Gastric Banding Surgery Works for Teens
Teens Who Got Surgery Lost More Weight Than Those Who Got Nonsurgical Treatment, Researchers Find
Gastric Banding Better? Experts Weigh In
The new research confirms previous research, says John W. Baker, MD, president of the American Society for Metabolic and Bariatric Surgery and co-director of bariatric surgery, director of the medical weight loss program, and director of the general surgery residency program at Baptist Health in Little Rock, Ark.
"This is a randomized trial, that's an additional strength, [showing] banding kids did better," he tells WebMD. However, he says, the study "is not discounting the fact that medical treatment can help some."
In fact, the study ''has something for everybody," says Edward H. Livingston, MD, professor and chairman of gastrointestinal and endocrine surgery at the University of Texas Southwestern Medical Center in Dallas, who wrote an editorial to accompany the study.
''You can have an impact on kids no matter what you do," he tells WebMD. The teens in the lifestyle intervention group did not have nearly as much weight loss as the banding group, he says, but they did have improvements in medical conditions that can accompany excess weight, such as blood pressure reductions.

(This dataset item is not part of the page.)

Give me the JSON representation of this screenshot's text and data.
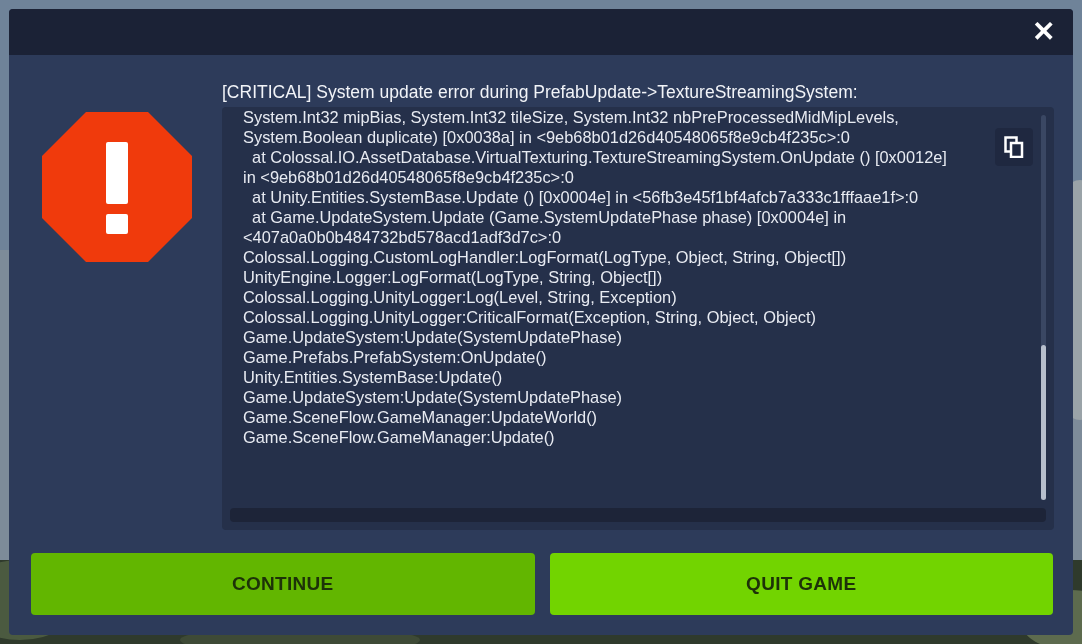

Another value of the research, he says, is to supply scientific evidence that the banding does work for teens, information that is crucial for insurance companies to have when considering whether to pay for the surgery.
The new study results are consistent with those by others that have looked at adults, says Paresh C. Shah, MD, chief of laparoscopic services at Lenox Hill Hospital in New York, who also reviewed the study for WebMD. But the Australian researchers, he says, "have added to the experience and understanding of the role for surgery in the most challenging and controversial of patients, the obese adolescent."
Even so, he says, no one, including the researchers, promotes the surgery as a cure. "It's the most effective long-term treatment modality," Shah says of bariatric surgery. The researchers, he says, "are careful to emphasize surgery is not a cure. There is still a lot of compliance necessary on the patient's and family's behalf."